List all lines of the data containing the word "Untitled".

### EXCERPTED RECORDS
########################################
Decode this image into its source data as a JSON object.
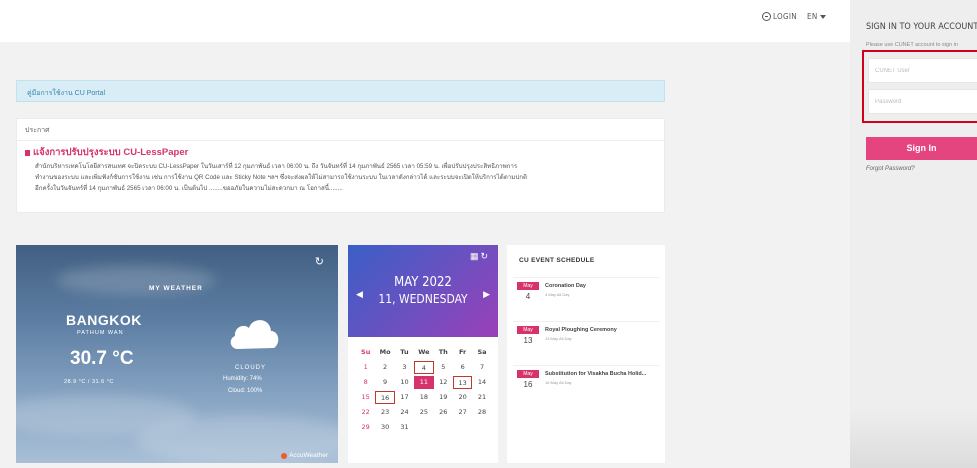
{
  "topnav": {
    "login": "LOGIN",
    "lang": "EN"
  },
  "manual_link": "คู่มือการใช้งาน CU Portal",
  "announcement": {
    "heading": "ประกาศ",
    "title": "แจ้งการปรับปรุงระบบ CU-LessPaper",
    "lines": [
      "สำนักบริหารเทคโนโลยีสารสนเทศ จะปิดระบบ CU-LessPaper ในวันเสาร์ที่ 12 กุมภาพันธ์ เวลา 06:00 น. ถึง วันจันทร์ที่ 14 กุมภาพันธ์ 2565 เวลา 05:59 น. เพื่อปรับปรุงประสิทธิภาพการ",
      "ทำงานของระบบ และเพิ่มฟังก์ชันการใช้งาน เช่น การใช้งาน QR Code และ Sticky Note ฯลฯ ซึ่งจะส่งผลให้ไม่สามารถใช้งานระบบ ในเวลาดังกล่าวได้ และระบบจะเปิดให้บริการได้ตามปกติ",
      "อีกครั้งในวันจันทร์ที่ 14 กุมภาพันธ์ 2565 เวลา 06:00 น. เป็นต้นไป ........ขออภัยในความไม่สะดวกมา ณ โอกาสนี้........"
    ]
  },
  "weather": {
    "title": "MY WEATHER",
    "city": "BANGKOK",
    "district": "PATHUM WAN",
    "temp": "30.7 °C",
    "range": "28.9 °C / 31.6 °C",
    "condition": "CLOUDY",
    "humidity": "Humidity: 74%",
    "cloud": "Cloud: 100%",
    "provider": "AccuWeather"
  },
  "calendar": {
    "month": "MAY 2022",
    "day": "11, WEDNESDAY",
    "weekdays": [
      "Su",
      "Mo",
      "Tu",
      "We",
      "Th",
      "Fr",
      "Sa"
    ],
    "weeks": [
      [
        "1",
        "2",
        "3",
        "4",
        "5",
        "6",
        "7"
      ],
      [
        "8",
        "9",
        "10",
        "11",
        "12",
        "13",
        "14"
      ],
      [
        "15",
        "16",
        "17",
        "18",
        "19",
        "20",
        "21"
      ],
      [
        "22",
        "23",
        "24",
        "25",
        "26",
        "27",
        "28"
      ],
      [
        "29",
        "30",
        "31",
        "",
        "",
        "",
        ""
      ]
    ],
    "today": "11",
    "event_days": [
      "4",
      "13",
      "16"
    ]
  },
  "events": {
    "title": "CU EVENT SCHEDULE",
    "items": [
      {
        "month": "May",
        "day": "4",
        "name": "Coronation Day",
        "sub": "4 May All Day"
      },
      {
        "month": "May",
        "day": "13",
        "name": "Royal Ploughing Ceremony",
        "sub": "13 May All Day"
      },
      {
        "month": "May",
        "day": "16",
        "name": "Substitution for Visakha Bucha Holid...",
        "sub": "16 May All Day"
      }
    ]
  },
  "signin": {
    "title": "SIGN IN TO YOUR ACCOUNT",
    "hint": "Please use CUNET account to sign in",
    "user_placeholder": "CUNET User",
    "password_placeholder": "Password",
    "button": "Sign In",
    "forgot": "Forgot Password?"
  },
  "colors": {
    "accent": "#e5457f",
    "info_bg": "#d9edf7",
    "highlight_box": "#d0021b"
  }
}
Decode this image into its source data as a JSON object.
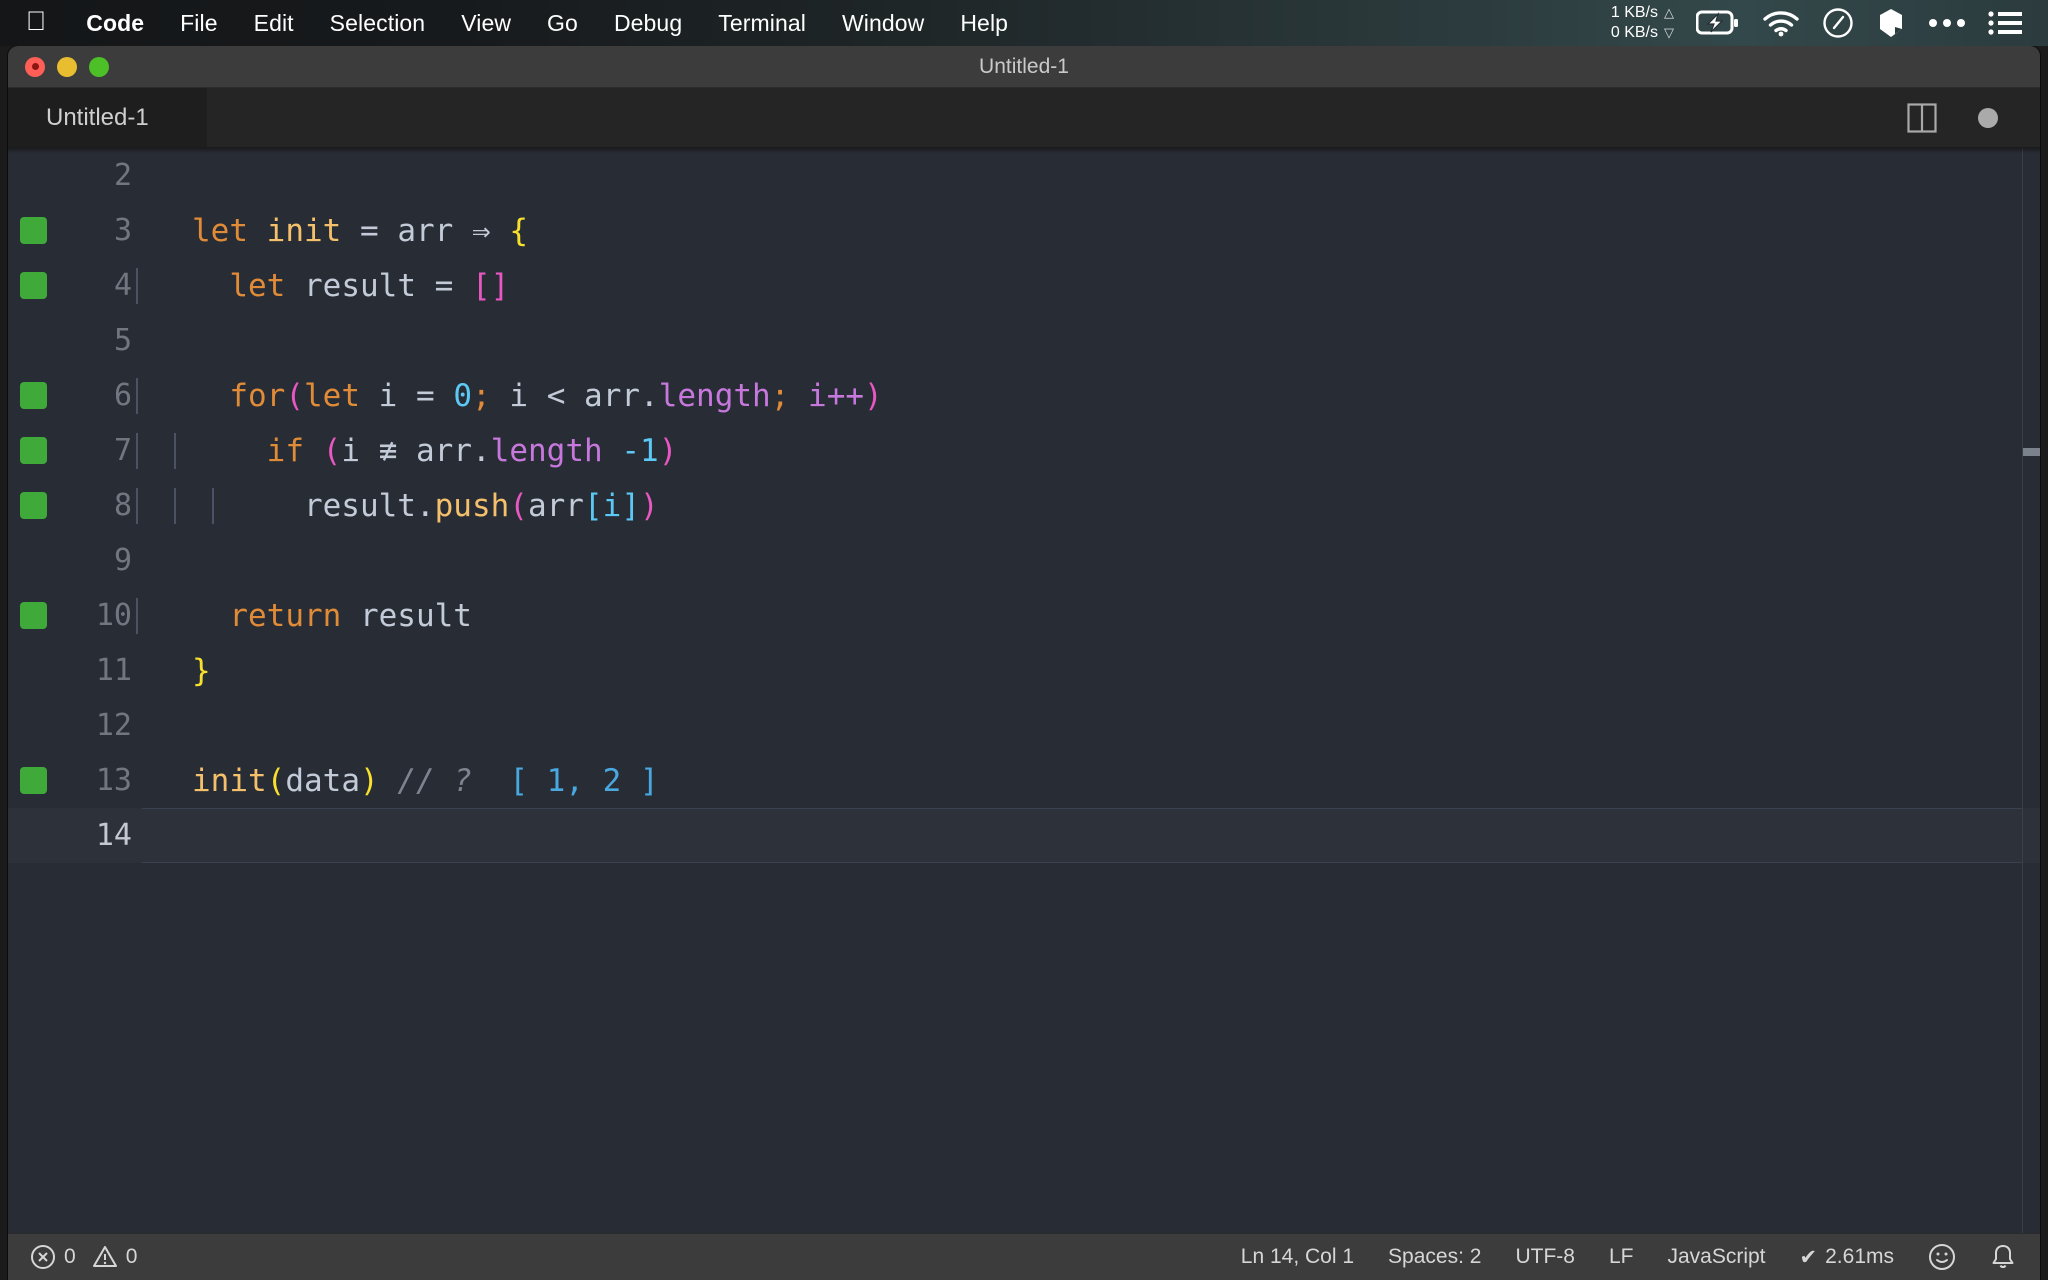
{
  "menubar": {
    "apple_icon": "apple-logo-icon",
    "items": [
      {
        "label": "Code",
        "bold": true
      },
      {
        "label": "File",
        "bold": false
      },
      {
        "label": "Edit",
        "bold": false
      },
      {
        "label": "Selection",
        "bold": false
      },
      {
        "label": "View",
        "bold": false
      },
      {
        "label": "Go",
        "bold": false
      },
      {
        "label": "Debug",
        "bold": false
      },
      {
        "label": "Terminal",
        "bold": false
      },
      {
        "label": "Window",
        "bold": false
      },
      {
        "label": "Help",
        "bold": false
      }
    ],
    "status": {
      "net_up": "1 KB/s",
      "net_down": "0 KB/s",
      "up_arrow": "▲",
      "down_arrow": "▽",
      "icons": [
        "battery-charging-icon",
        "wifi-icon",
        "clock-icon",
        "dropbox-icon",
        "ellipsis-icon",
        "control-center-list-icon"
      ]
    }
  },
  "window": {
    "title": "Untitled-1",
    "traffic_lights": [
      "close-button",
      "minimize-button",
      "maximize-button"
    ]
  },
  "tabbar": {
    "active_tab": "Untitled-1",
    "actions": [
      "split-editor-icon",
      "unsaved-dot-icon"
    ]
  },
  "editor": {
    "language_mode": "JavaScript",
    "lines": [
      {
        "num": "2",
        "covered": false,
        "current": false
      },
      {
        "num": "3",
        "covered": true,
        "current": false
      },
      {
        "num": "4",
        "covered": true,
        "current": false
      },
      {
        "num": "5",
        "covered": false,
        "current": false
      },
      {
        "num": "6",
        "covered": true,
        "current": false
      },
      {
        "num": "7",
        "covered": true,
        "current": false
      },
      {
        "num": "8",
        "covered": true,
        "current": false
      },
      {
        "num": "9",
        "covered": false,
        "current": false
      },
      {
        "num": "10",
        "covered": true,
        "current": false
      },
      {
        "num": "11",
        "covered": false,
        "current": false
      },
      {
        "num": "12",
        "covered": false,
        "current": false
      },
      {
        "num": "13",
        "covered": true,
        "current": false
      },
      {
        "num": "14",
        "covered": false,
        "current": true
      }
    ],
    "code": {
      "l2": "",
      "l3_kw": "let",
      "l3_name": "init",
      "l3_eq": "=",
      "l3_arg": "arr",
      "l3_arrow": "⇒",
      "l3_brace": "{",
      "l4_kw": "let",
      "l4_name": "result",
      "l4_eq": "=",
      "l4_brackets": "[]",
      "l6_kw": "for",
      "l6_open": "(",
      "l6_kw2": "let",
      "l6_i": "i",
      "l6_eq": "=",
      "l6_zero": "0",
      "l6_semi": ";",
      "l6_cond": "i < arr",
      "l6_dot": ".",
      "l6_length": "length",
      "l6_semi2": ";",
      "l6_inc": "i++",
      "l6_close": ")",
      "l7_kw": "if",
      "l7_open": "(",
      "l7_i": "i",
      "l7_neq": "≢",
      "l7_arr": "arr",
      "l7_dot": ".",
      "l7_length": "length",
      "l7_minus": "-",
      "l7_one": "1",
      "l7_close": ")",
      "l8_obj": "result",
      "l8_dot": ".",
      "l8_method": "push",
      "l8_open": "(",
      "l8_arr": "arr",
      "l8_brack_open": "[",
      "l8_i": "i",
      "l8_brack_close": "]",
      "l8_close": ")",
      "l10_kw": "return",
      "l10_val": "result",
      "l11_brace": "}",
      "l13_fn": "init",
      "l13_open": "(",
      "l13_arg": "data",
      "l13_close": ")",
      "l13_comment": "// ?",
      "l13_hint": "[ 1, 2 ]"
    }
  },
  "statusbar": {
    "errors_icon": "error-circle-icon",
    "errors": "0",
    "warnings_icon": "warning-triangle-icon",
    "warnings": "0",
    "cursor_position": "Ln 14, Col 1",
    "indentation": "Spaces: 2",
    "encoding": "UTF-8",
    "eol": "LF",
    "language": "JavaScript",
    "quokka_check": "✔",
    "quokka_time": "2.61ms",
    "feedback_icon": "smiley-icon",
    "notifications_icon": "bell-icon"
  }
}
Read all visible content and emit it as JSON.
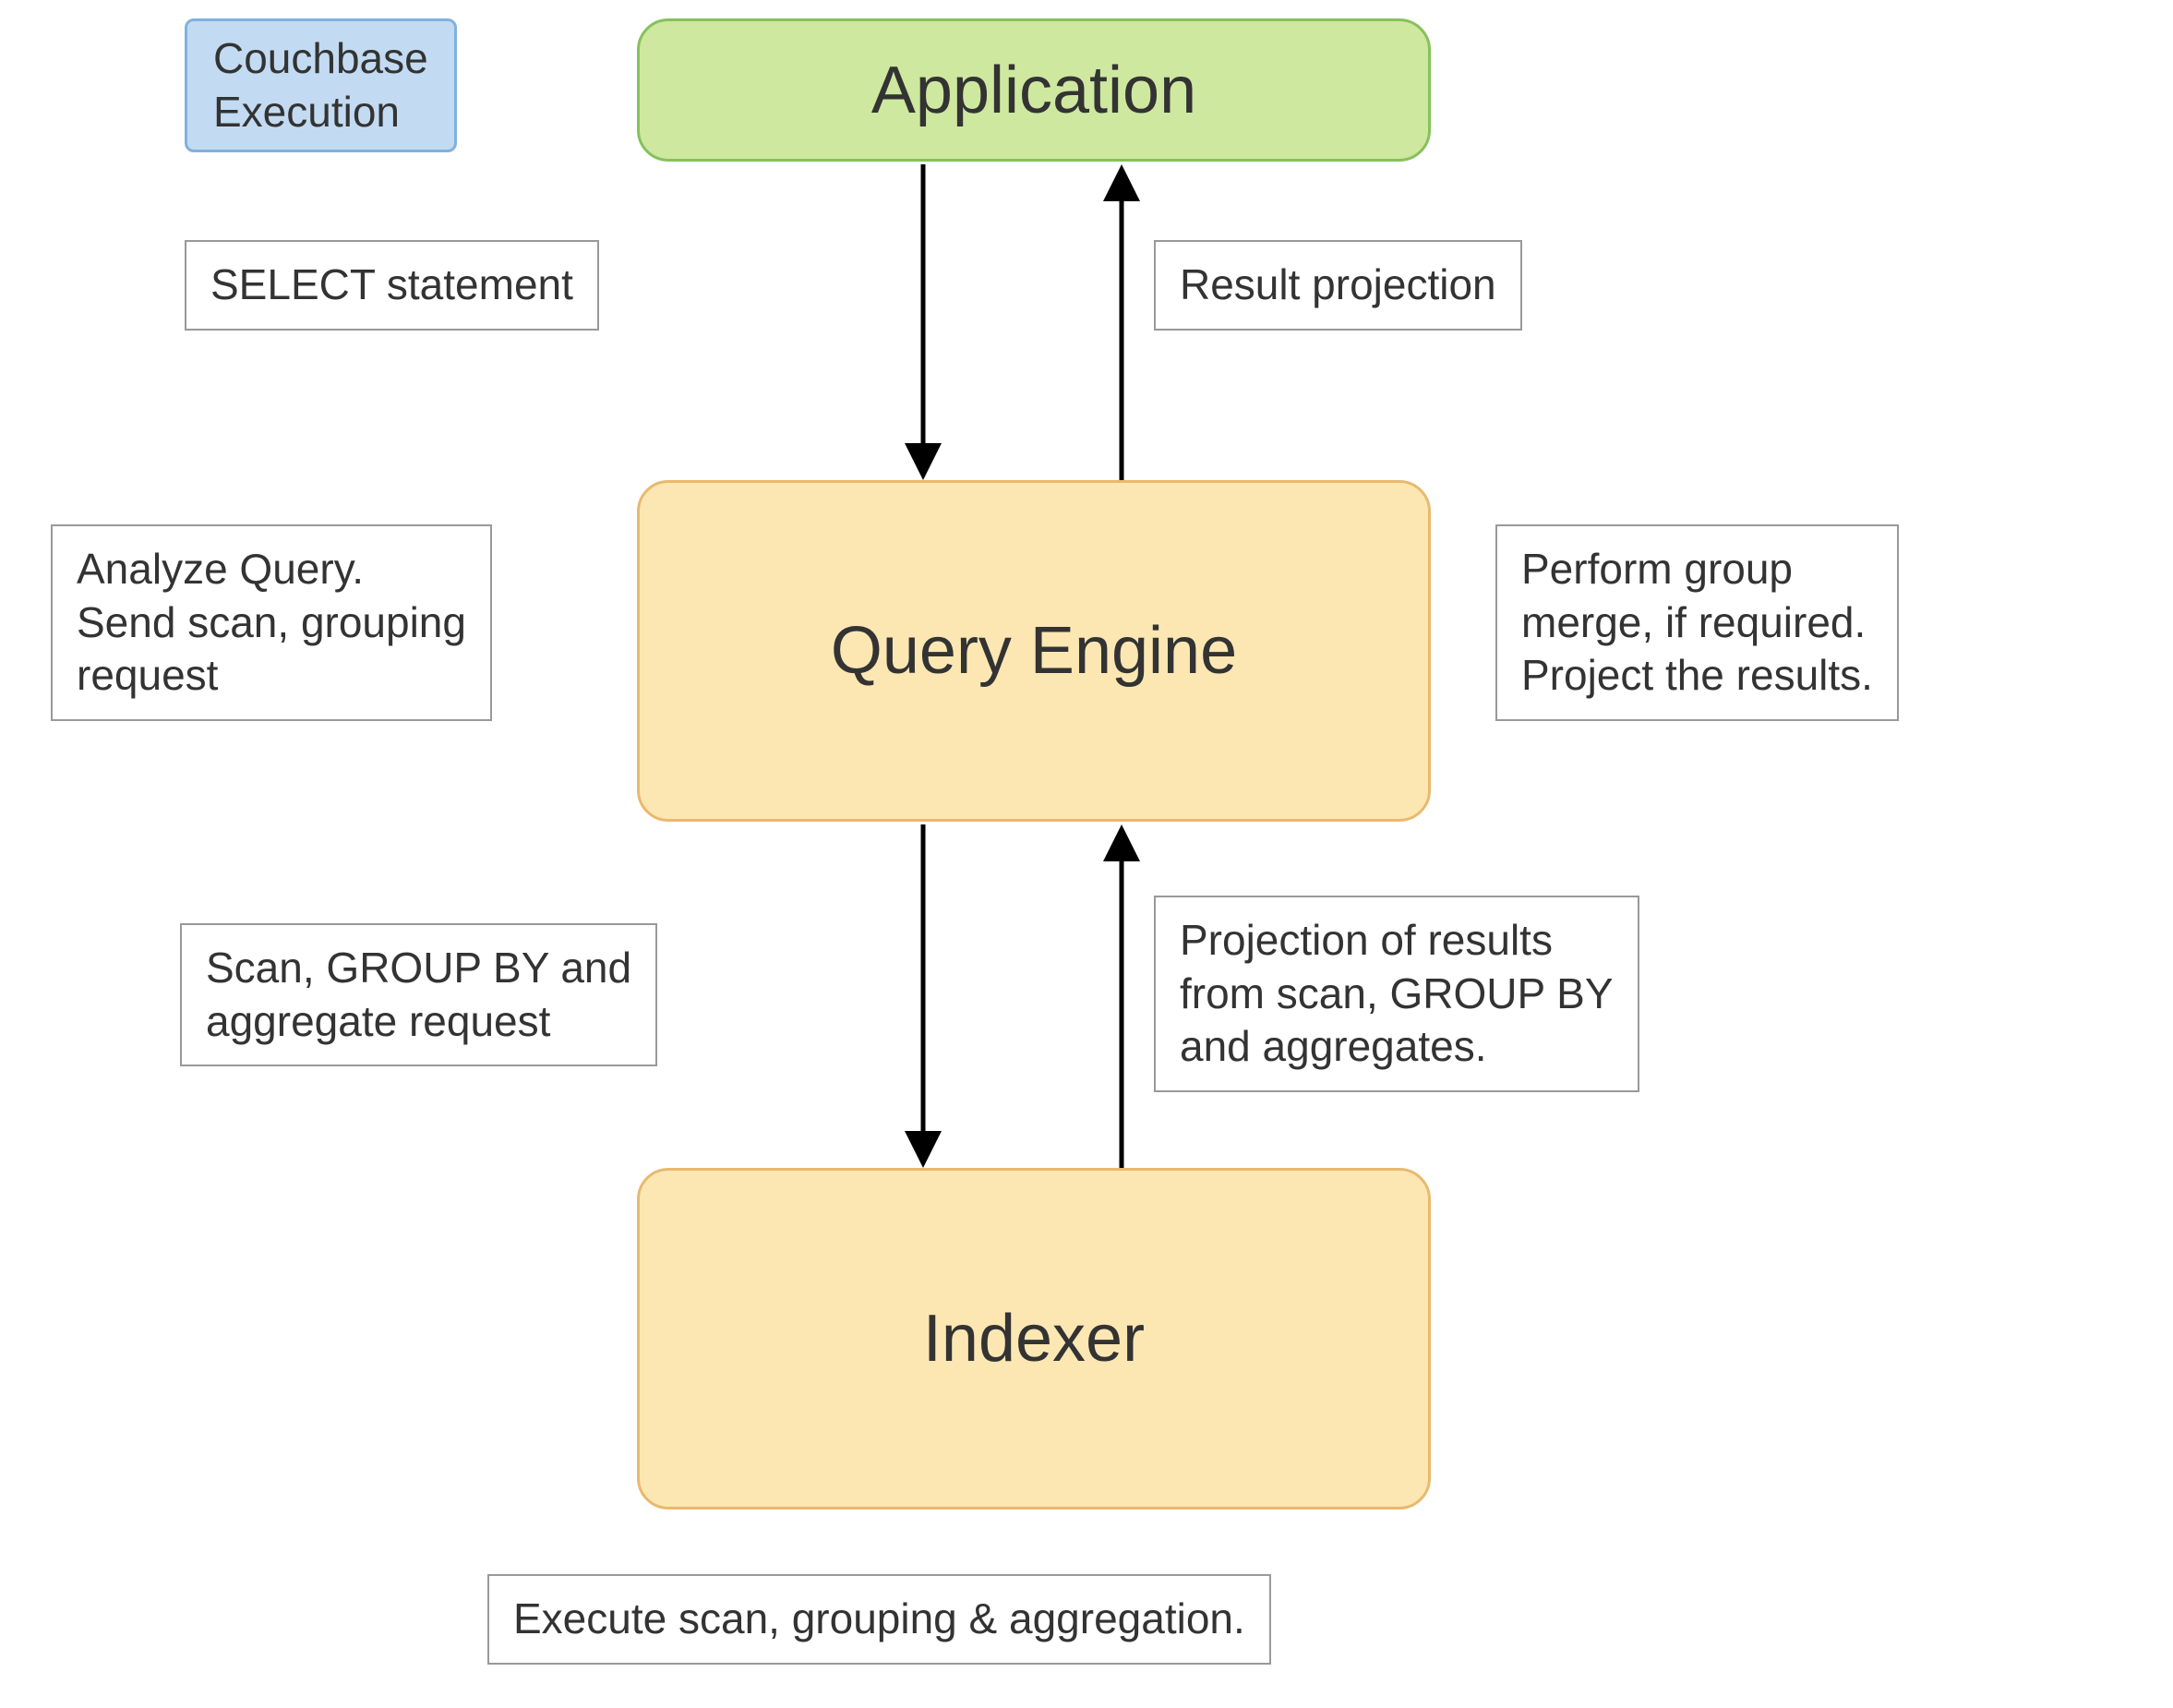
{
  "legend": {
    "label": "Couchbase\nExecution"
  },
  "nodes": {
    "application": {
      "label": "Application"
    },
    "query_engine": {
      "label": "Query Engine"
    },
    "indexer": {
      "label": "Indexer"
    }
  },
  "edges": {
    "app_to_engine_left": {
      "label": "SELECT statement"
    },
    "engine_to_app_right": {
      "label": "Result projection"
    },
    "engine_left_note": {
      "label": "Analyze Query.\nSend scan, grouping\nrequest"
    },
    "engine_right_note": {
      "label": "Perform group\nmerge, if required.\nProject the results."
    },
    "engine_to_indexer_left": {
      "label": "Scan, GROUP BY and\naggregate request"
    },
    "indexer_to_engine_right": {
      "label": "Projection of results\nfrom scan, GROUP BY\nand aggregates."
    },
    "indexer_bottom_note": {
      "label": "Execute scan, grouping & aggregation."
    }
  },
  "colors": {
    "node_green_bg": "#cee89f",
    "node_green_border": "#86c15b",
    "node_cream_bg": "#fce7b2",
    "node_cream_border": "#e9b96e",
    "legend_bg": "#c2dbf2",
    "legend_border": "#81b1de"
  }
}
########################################
### ANSWER BELOW
    "title": "Untitled-1",
    "active_tab": "Untitled-1",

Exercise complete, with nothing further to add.